Directions
Search the data for the string "Ctrl", and report each line where it is found.

App and web page records
━━━━━━
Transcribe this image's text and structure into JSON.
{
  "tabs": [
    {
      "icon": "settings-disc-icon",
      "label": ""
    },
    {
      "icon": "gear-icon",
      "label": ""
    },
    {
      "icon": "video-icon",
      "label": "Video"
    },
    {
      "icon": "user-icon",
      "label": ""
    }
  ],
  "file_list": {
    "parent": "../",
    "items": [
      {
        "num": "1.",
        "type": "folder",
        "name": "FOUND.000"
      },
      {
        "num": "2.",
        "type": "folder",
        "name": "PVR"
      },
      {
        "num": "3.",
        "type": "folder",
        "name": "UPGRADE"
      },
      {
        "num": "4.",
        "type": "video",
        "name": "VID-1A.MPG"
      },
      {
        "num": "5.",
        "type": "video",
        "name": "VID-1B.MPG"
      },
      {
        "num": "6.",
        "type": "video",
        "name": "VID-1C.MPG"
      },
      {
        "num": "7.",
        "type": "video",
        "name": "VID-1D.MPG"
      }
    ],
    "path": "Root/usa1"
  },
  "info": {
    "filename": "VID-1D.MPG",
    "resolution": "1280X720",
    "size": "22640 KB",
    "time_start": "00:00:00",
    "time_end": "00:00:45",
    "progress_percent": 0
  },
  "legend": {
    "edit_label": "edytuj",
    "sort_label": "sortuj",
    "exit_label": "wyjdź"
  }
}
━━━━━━
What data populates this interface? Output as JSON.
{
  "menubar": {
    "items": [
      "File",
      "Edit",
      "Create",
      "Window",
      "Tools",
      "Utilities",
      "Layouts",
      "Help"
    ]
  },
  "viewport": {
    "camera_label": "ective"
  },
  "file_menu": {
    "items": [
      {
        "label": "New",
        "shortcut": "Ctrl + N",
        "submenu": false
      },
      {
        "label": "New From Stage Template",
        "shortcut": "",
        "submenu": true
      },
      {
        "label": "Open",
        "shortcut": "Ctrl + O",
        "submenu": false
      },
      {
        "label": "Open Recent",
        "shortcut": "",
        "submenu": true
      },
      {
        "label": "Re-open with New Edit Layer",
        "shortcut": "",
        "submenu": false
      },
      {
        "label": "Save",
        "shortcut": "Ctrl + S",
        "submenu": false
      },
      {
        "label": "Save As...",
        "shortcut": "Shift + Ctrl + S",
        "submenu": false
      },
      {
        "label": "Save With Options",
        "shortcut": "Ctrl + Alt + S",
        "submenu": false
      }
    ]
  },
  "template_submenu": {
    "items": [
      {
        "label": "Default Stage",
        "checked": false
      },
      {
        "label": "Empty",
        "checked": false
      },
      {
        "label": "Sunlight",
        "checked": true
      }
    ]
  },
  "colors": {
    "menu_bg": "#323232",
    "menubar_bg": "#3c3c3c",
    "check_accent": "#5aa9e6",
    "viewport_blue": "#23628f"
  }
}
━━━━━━
Response
        "shortcut": "Ctrl + N",
        "shortcut": "Ctrl + O",
        "shortcut": "Ctrl + S",
        "shortcut": "Shift + Ctrl + S",
        "shortcut": "Ctrl + Alt + S",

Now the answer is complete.